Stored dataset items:
>>>>>

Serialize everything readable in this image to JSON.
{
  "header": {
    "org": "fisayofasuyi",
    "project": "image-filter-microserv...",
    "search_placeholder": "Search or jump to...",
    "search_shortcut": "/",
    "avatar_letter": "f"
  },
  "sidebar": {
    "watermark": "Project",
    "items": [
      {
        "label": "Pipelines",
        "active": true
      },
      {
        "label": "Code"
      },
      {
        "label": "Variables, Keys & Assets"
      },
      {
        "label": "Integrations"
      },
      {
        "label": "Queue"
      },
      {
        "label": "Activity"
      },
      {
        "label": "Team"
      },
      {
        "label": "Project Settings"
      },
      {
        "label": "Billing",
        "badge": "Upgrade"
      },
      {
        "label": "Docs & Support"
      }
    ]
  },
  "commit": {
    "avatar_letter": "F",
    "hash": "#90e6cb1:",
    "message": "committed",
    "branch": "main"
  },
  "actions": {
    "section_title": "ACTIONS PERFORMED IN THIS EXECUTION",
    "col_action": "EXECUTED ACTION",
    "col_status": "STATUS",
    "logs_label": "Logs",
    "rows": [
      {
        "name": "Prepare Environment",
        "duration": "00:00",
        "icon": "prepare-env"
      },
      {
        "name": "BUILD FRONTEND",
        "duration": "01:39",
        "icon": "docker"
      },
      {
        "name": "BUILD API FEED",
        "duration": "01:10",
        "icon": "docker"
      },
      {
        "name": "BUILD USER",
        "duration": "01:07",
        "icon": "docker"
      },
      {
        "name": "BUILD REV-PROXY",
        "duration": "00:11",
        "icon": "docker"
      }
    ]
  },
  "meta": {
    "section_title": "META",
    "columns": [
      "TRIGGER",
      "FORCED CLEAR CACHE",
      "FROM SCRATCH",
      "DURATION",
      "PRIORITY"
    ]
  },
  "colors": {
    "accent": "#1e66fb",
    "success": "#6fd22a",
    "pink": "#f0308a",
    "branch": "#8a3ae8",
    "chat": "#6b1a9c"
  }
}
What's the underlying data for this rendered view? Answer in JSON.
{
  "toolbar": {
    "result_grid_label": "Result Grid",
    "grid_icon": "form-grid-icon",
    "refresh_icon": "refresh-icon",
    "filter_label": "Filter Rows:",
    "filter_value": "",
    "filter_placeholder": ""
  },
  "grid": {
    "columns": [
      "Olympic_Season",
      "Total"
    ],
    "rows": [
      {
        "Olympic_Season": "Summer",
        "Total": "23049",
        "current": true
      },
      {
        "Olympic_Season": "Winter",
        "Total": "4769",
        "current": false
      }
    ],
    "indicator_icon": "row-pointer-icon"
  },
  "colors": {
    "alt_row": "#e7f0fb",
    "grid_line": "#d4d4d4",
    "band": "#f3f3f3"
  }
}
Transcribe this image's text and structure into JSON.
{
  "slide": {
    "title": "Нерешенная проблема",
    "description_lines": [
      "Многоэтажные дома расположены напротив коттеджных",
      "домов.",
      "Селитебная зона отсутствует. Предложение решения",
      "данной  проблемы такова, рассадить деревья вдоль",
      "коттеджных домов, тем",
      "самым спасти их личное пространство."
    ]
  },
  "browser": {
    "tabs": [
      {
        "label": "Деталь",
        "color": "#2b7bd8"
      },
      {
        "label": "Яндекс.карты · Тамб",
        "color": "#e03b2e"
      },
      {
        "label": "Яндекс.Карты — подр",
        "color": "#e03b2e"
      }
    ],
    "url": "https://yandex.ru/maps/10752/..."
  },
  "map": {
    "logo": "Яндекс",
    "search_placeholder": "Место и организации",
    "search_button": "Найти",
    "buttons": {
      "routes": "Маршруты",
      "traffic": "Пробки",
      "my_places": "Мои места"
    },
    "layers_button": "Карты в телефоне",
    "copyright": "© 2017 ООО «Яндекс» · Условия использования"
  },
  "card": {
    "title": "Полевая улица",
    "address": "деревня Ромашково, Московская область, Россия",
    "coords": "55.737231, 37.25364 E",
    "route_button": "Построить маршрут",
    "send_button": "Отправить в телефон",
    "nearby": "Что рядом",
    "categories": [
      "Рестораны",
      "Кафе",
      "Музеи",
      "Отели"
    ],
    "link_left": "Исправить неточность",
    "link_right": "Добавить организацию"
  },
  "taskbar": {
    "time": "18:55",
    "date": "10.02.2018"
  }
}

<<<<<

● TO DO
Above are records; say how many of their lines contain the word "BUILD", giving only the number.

● TASK RESPONSE
4